Baseline transport emissions of over 4,400 ktCO2e per annum show the challenge of achieving net zero in the peninsula. Modelling indicates that transport emissions in the peninsula could still be around 3,300 ktCO2e per annum in 2050 if current policy remains the only driver of decarbonisation. Although future technologies may be able to mitigate or offset some of the transport shortfall, action must be taken now to help accelerate transport decarbonisation in the region.

In total, 12 actions were shortlisted, encompassing a range of approaches to accelerate reducing carbon emissions from transport across the peninsula, from reducing demand, changing the method of transport, using alternative fuels and encouraging ‘active’ travel such as cycling and walking.

The three priority actions for Peninsula Transport include:

  • Public transport prioritisation: leading the delivery of regional initiatives such as better ticketing, to make public transport a better choice (to cars).
  • Creating the electric network of the future: developing a plan to support a well-planned network of charging infrastructure, that fulfils the needs of residents and businesses.
  • Delivering a zero-emissions bus fleet: bringing together each local authority’s plan to decarbonise the bus fleet, creating an implementation plan for the peninsula to help accelerate the required infrastructure.

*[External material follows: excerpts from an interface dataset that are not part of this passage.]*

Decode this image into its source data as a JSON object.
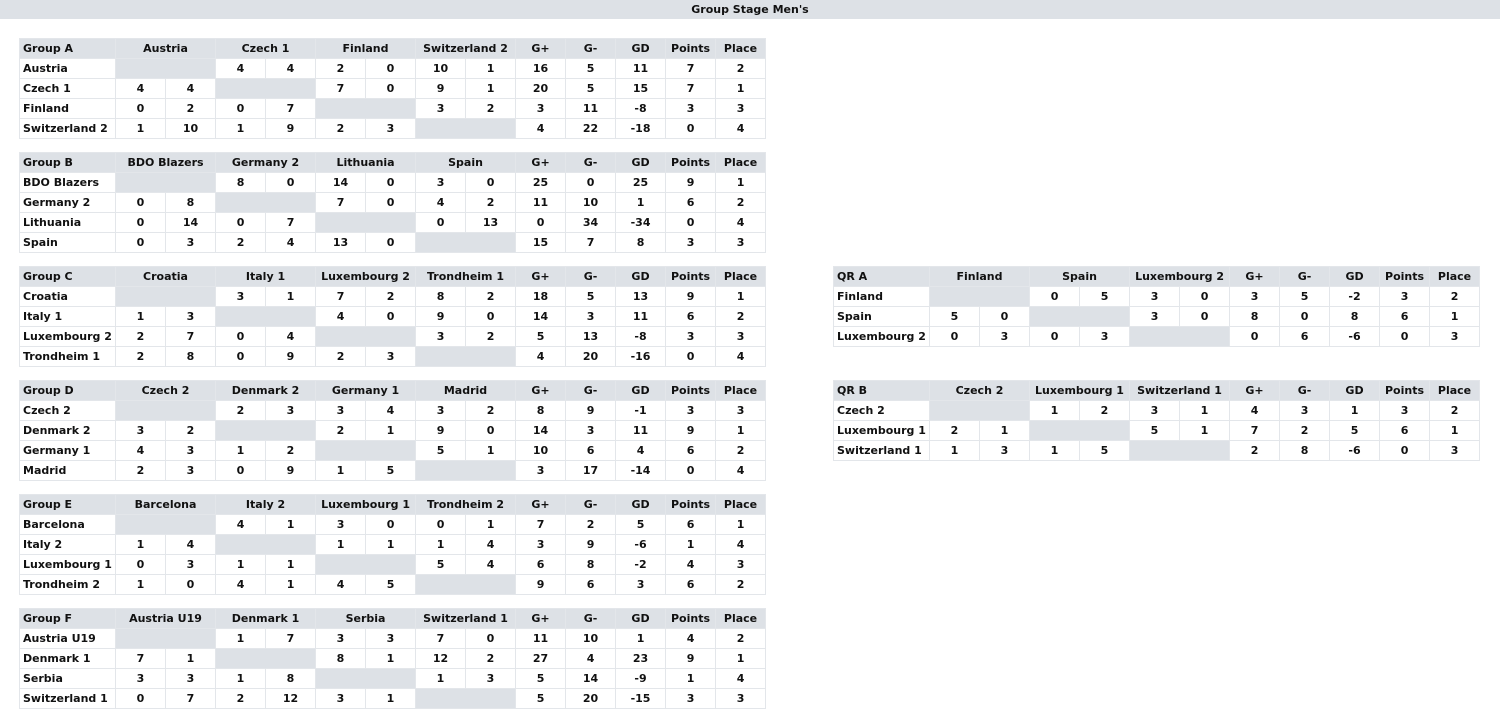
{
  "page_title": "Group Stage Men's",
  "colors": {
    "header_bg": "#dde1e6",
    "grid_line": "#e3e6ea"
  },
  "stat_headers": [
    "G+",
    "G-",
    "GD",
    "Points",
    "Place"
  ],
  "groups": [
    {
      "name": "Group A",
      "teams": [
        "Austria",
        "Czech 1",
        "Finland",
        "Switzerland 2"
      ],
      "rows": [
        {
          "team": "Austria",
          "scores": [
            null,
            [
              "4",
              "4"
            ],
            [
              "2",
              "0"
            ],
            [
              "10",
              "1"
            ]
          ],
          "stats": [
            "16",
            "5",
            "11",
            "7",
            "2"
          ]
        },
        {
          "team": "Czech 1",
          "scores": [
            [
              "4",
              "4"
            ],
            null,
            [
              "7",
              "0"
            ],
            [
              "9",
              "1"
            ]
          ],
          "stats": [
            "20",
            "5",
            "15",
            "7",
            "1"
          ]
        },
        {
          "team": "Finland",
          "scores": [
            [
              "0",
              "2"
            ],
            [
              "0",
              "7"
            ],
            null,
            [
              "3",
              "2"
            ]
          ],
          "stats": [
            "3",
            "11",
            "-8",
            "3",
            "3"
          ]
        },
        {
          "team": "Switzerland 2",
          "scores": [
            [
              "1",
              "10"
            ],
            [
              "1",
              "9"
            ],
            [
              "2",
              "3"
            ],
            null
          ],
          "stats": [
            "4",
            "22",
            "-18",
            "0",
            "4"
          ]
        }
      ]
    },
    {
      "name": "Group B",
      "teams": [
        "BDO Blazers",
        "Germany 2",
        "Lithuania",
        "Spain"
      ],
      "rows": [
        {
          "team": "BDO Blazers",
          "scores": [
            null,
            [
              "8",
              "0"
            ],
            [
              "14",
              "0"
            ],
            [
              "3",
              "0"
            ]
          ],
          "stats": [
            "25",
            "0",
            "25",
            "9",
            "1"
          ]
        },
        {
          "team": "Germany 2",
          "scores": [
            [
              "0",
              "8"
            ],
            null,
            [
              "7",
              "0"
            ],
            [
              "4",
              "2"
            ]
          ],
          "stats": [
            "11",
            "10",
            "1",
            "6",
            "2"
          ]
        },
        {
          "team": "Lithuania",
          "scores": [
            [
              "0",
              "14"
            ],
            [
              "0",
              "7"
            ],
            null,
            [
              "0",
              "13"
            ]
          ],
          "stats": [
            "0",
            "34",
            "-34",
            "0",
            "4"
          ]
        },
        {
          "team": "Spain",
          "scores": [
            [
              "0",
              "3"
            ],
            [
              "2",
              "4"
            ],
            [
              "13",
              "0"
            ],
            null
          ],
          "stats": [
            "15",
            "7",
            "8",
            "3",
            "3"
          ]
        }
      ]
    },
    {
      "name": "Group C",
      "teams": [
        "Croatia",
        "Italy 1",
        "Luxembourg 2",
        "Trondheim 1"
      ],
      "rows": [
        {
          "team": "Croatia",
          "scores": [
            null,
            [
              "3",
              "1"
            ],
            [
              "7",
              "2"
            ],
            [
              "8",
              "2"
            ]
          ],
          "stats": [
            "18",
            "5",
            "13",
            "9",
            "1"
          ]
        },
        {
          "team": "Italy 1",
          "scores": [
            [
              "1",
              "3"
            ],
            null,
            [
              "4",
              "0"
            ],
            [
              "9",
              "0"
            ]
          ],
          "stats": [
            "14",
            "3",
            "11",
            "6",
            "2"
          ]
        },
        {
          "team": "Luxembourg 2",
          "scores": [
            [
              "2",
              "7"
            ],
            [
              "0",
              "4"
            ],
            null,
            [
              "3",
              "2"
            ]
          ],
          "stats": [
            "5",
            "13",
            "-8",
            "3",
            "3"
          ]
        },
        {
          "team": "Trondheim 1",
          "scores": [
            [
              "2",
              "8"
            ],
            [
              "0",
              "9"
            ],
            [
              "2",
              "3"
            ],
            null
          ],
          "stats": [
            "4",
            "20",
            "-16",
            "0",
            "4"
          ]
        }
      ]
    },
    {
      "name": "Group D",
      "teams": [
        "Czech 2",
        "Denmark 2",
        "Germany 1",
        "Madrid"
      ],
      "rows": [
        {
          "team": "Czech 2",
          "scores": [
            null,
            [
              "2",
              "3"
            ],
            [
              "3",
              "4"
            ],
            [
              "3",
              "2"
            ]
          ],
          "stats": [
            "8",
            "9",
            "-1",
            "3",
            "3"
          ]
        },
        {
          "team": "Denmark 2",
          "scores": [
            [
              "3",
              "2"
            ],
            null,
            [
              "2",
              "1"
            ],
            [
              "9",
              "0"
            ]
          ],
          "stats": [
            "14",
            "3",
            "11",
            "9",
            "1"
          ]
        },
        {
          "team": "Germany 1",
          "scores": [
            [
              "4",
              "3"
            ],
            [
              "1",
              "2"
            ],
            null,
            [
              "5",
              "1"
            ]
          ],
          "stats": [
            "10",
            "6",
            "4",
            "6",
            "2"
          ]
        },
        {
          "team": "Madrid",
          "scores": [
            [
              "2",
              "3"
            ],
            [
              "0",
              "9"
            ],
            [
              "1",
              "5"
            ],
            null
          ],
          "stats": [
            "3",
            "17",
            "-14",
            "0",
            "4"
          ]
        }
      ]
    },
    {
      "name": "Group E",
      "teams": [
        "Barcelona",
        "Italy 2",
        "Luxembourg 1",
        "Trondheim 2"
      ],
      "rows": [
        {
          "team": "Barcelona",
          "scores": [
            null,
            [
              "4",
              "1"
            ],
            [
              "3",
              "0"
            ],
            [
              "0",
              "1"
            ]
          ],
          "stats": [
            "7",
            "2",
            "5",
            "6",
            "1"
          ]
        },
        {
          "team": "Italy 2",
          "scores": [
            [
              "1",
              "4"
            ],
            null,
            [
              "1",
              "1"
            ],
            [
              "1",
              "4"
            ]
          ],
          "stats": [
            "3",
            "9",
            "-6",
            "1",
            "4"
          ]
        },
        {
          "team": "Luxembourg 1",
          "scores": [
            [
              "0",
              "3"
            ],
            [
              "1",
              "1"
            ],
            null,
            [
              "5",
              "4"
            ]
          ],
          "stats": [
            "6",
            "8",
            "-2",
            "4",
            "3"
          ]
        },
        {
          "team": "Trondheim 2",
          "scores": [
            [
              "1",
              "0"
            ],
            [
              "4",
              "1"
            ],
            [
              "4",
              "5"
            ],
            null
          ],
          "stats": [
            "9",
            "6",
            "3",
            "6",
            "2"
          ]
        }
      ]
    },
    {
      "name": "Group F",
      "teams": [
        "Austria U19",
        "Denmark 1",
        "Serbia",
        "Switzerland 1"
      ],
      "rows": [
        {
          "team": "Austria U19",
          "scores": [
            null,
            [
              "1",
              "7"
            ],
            [
              "3",
              "3"
            ],
            [
              "7",
              "0"
            ]
          ],
          "stats": [
            "11",
            "10",
            "1",
            "4",
            "2"
          ]
        },
        {
          "team": "Denmark 1",
          "scores": [
            [
              "7",
              "1"
            ],
            null,
            [
              "8",
              "1"
            ],
            [
              "12",
              "2"
            ]
          ],
          "stats": [
            "27",
            "4",
            "23",
            "9",
            "1"
          ]
        },
        {
          "team": "Serbia",
          "scores": [
            [
              "3",
              "3"
            ],
            [
              "1",
              "8"
            ],
            null,
            [
              "1",
              "3"
            ]
          ],
          "stats": [
            "5",
            "14",
            "-9",
            "1",
            "4"
          ]
        },
        {
          "team": "Switzerland 1",
          "scores": [
            [
              "0",
              "7"
            ],
            [
              "2",
              "12"
            ],
            [
              "3",
              "1"
            ],
            null
          ],
          "stats": [
            "5",
            "20",
            "-15",
            "3",
            "3"
          ]
        }
      ]
    },
    {
      "name": "QR A",
      "teams": [
        "Finland",
        "Spain",
        "Luxembourg 2"
      ],
      "rows": [
        {
          "team": "Finland",
          "scores": [
            null,
            [
              "0",
              "5"
            ],
            [
              "3",
              "0"
            ]
          ],
          "stats": [
            "3",
            "5",
            "-2",
            "3",
            "2"
          ]
        },
        {
          "team": "Spain",
          "scores": [
            [
              "5",
              "0"
            ],
            null,
            [
              "3",
              "0"
            ]
          ],
          "stats": [
            "8",
            "0",
            "8",
            "6",
            "1"
          ]
        },
        {
          "team": "Luxembourg 2",
          "scores": [
            [
              "0",
              "3"
            ],
            [
              "0",
              "3"
            ],
            null
          ],
          "stats": [
            "0",
            "6",
            "-6",
            "0",
            "3"
          ]
        }
      ]
    },
    {
      "name": "QR B",
      "teams": [
        "Czech 2",
        "Luxembourg 1",
        "Switzerland 1"
      ],
      "rows": [
        {
          "team": "Czech 2",
          "scores": [
            null,
            [
              "1",
              "2"
            ],
            [
              "3",
              "1"
            ]
          ],
          "stats": [
            "4",
            "3",
            "1",
            "3",
            "2"
          ]
        },
        {
          "team": "Luxembourg 1",
          "scores": [
            [
              "2",
              "1"
            ],
            null,
            [
              "5",
              "1"
            ]
          ],
          "stats": [
            "7",
            "2",
            "5",
            "6",
            "1"
          ]
        },
        {
          "team": "Switzerland 1",
          "scores": [
            [
              "1",
              "3"
            ],
            [
              "1",
              "5"
            ],
            null
          ],
          "stats": [
            "2",
            "8",
            "-6",
            "0",
            "3"
          ]
        }
      ]
    }
  ]
}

The strategy used modelling to forecast future transport emissions in the peninsula to help assess the effectiveness of different interventions. Four future transport scenarios were developed with stakeholders, ranging from a ‘low ambition’ approach, which used the current policy as a baseline alongside limited other measures, to a ‘maximum ambition’ approach which combined significant behavioural and technological changes for travel in the peninsula.

Councillor Andrea Davis, Peninsula Transport Chairman said: “In the face of the climate emergency, action must be taken at all levels to reduce carbon emissions. We need to ensure that our approaches work with the demands of our peninsula’s unique geographical constraints. We need to be able to remove the barriers to public transport to make it a more viable option rather than taking our cars. We will ensure that the infrastructure is in place to support low carbon travel options, from riding our bikes to charging our electric vehicles.

“The Carbon Transition Strategy sets the foundation of what we need to do at a regional level to help accelerate work to achieve our carbon ambitions. Partnership working is key. The three priority actions for Peninsula Transport will complement and build on actions from our local authorities, operators and partners to help meet the challenge of decarbonising our transport system and at the same time ensuring widespread connectivity for residents, businesses and visitors across the region.”

Greater emphasis will be placed on collaborative work to bring forward pilot projects. The other six actions will be developed as part of the full Peninsula Transport Strategy.

The Carbon Transition Strategy is available on our Carbon Strategy page.